◆ Exercise requirements: Exactly as written, retype all of the records that come next.

◆ App and web page records:
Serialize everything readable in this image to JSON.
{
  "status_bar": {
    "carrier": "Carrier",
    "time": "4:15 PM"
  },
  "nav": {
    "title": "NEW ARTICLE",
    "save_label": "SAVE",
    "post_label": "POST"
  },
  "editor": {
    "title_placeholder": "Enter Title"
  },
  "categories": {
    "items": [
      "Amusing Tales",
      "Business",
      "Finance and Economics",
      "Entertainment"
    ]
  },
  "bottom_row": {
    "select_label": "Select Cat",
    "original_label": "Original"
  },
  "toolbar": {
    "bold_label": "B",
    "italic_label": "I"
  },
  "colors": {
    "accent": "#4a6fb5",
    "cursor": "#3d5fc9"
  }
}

◆ Worked solution:
Serialize everything readable in this image to JSON.
{
  "status_bar": {
    "carrier": "Carrier",
    "time": "4:15 PM"
  },
  "nav": {
    "title": "NEW ARTICLE",
    "save_label": "SAVE",
    "post_label": "POST"
  },
  "editor": {
    "title_placeholder": "Enter Title"
  },
  "categories": {
    "items": [
      "Amusing Tales",
      "Business",
      "Finance and Economics",
      "Entertainment"
    ]
  },
  "bottom_row": {
    "select_label": "Select Cat",
    "original_label": "Original"
  },
  "toolbar": {
    "bold_label": "B",
    "italic_label": "I"
  },
  "colors": {
    "accent": "#4a6fb5",
    "cursor": "#3d5fc9"
  }
}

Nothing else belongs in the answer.